Data about app and page elements:
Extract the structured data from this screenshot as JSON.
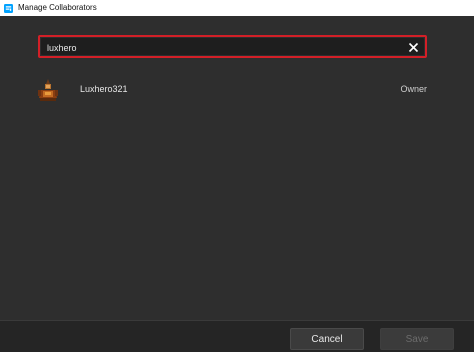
{
  "window": {
    "title": "Manage Collaborators",
    "icon": "roblox-studio-icon"
  },
  "search": {
    "value": "luxhero",
    "clear_icon": "close-icon",
    "highlight_color": "#d31f27"
  },
  "collaborators": [
    {
      "name": "Luxhero321",
      "role": "Owner",
      "avatar": "avatar"
    }
  ],
  "footer": {
    "cancel_label": "Cancel",
    "save_label": "Save",
    "save_enabled": false
  }
}
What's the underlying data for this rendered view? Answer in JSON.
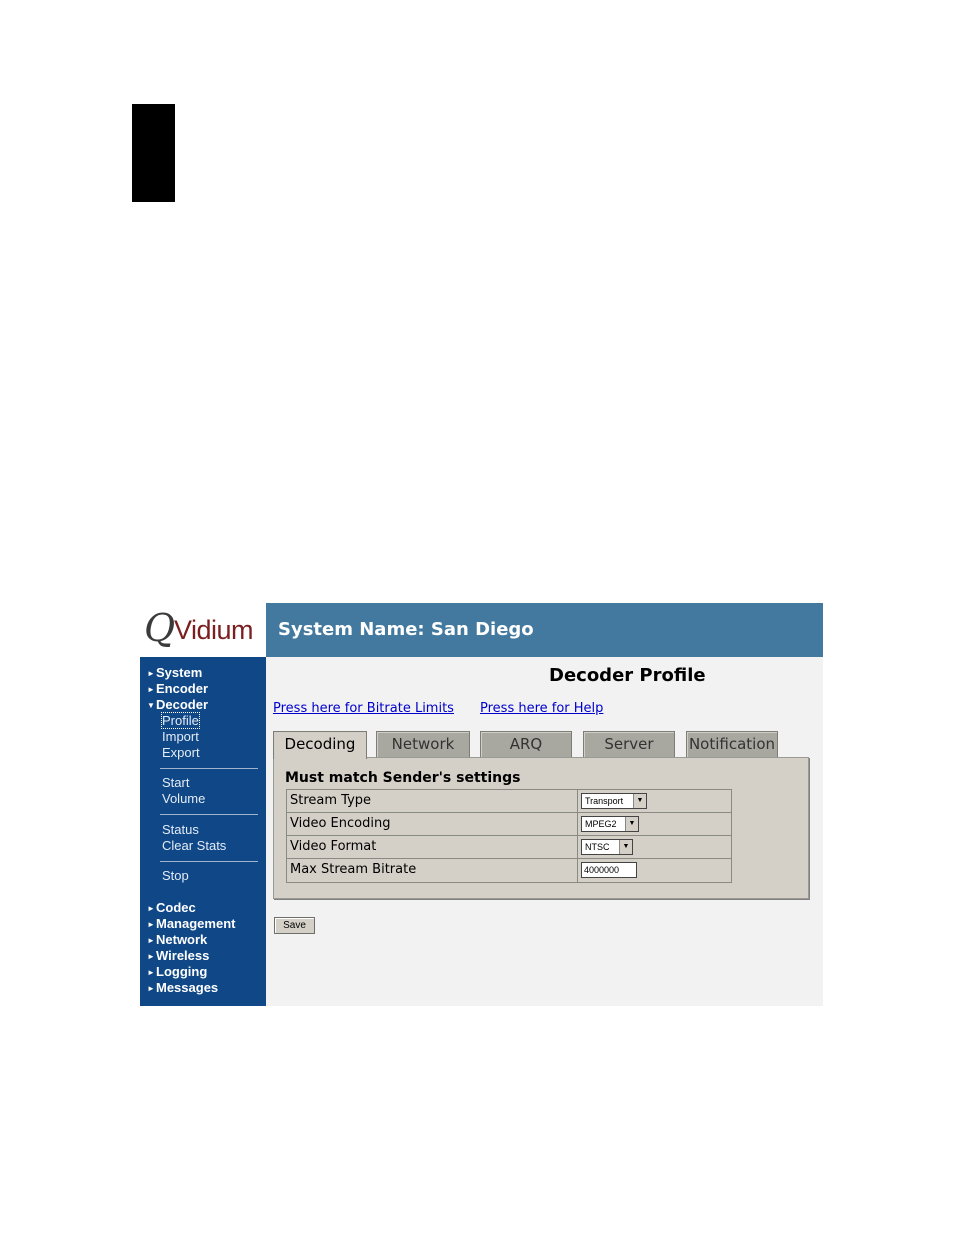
{
  "header": {
    "logo_q": "Q",
    "logo_text": "Vidium",
    "system_name": "System Name: San Diego"
  },
  "sidebar": {
    "items": [
      {
        "label": "System",
        "arrow": "►"
      },
      {
        "label": "Encoder",
        "arrow": "►"
      },
      {
        "label": "Decoder",
        "arrow": "▼"
      }
    ],
    "decoder_sub": [
      "Profile",
      "Import",
      "Export"
    ],
    "decoder_sub2": [
      "Start",
      "Volume"
    ],
    "decoder_sub3": [
      "Status",
      "Clear Stats"
    ],
    "decoder_sub4": [
      "Stop"
    ],
    "items_bottom": [
      {
        "label": "Codec",
        "arrow": "►"
      },
      {
        "label": "Management",
        "arrow": "►"
      },
      {
        "label": "Network",
        "arrow": "►"
      },
      {
        "label": "Wireless",
        "arrow": "►"
      },
      {
        "label": "Logging",
        "arrow": "►"
      },
      {
        "label": "Messages",
        "arrow": "►"
      }
    ]
  },
  "main": {
    "title": "Decoder Profile",
    "links": [
      "Press here for Bitrate Limits",
      "Press here for Help"
    ],
    "tabs": [
      "Decoding",
      "Network",
      "ARQ",
      "Server",
      "Notification"
    ],
    "section_heading": "Must match Sender's settings",
    "rows": [
      {
        "label": "Stream Type",
        "value": "Transport"
      },
      {
        "label": "Video Encoding",
        "value": "MPEG2"
      },
      {
        "label": "Video Format",
        "value": "NTSC"
      },
      {
        "label": "Max Stream Bitrate",
        "value": "4000000"
      }
    ],
    "save_label": "Save"
  }
}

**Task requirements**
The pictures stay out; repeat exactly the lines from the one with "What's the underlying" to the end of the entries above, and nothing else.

**Expected output**
What's the underlying data for this rendered view? Answer in JSON.
{
  "header": {
    "logo_q": "Q",
    "logo_text": "Vidium",
    "system_name": "System Name: San Diego"
  },
  "sidebar": {
    "items": [
      {
        "label": "System",
        "arrow": "►"
      },
      {
        "label": "Encoder",
        "arrow": "►"
      },
      {
        "label": "Decoder",
        "arrow": "▼"
      }
    ],
    "decoder_sub": [
      "Profile",
      "Import",
      "Export"
    ],
    "decoder_sub2": [
      "Start",
      "Volume"
    ],
    "decoder_sub3": [
      "Status",
      "Clear Stats"
    ],
    "decoder_sub4": [
      "Stop"
    ],
    "items_bottom": [
      {
        "label": "Codec",
        "arrow": "►"
      },
      {
        "label": "Management",
        "arrow": "►"
      },
      {
        "label": "Network",
        "arrow": "►"
      },
      {
        "label": "Wireless",
        "arrow": "►"
      },
      {
        "label": "Logging",
        "arrow": "►"
      },
      {
        "label": "Messages",
        "arrow": "►"
      }
    ]
  },
  "main": {
    "title": "Decoder Profile",
    "links": [
      "Press here for Bitrate Limits",
      "Press here for Help"
    ],
    "tabs": [
      "Decoding",
      "Network",
      "ARQ",
      "Server",
      "Notification"
    ],
    "section_heading": "Must match Sender's settings",
    "rows": [
      {
        "label": "Stream Type",
        "value": "Transport"
      },
      {
        "label": "Video Encoding",
        "value": "MPEG2"
      },
      {
        "label": "Video Format",
        "value": "NTSC"
      },
      {
        "label": "Max Stream Bitrate",
        "value": "4000000"
      }
    ],
    "save_label": "Save"
  }
}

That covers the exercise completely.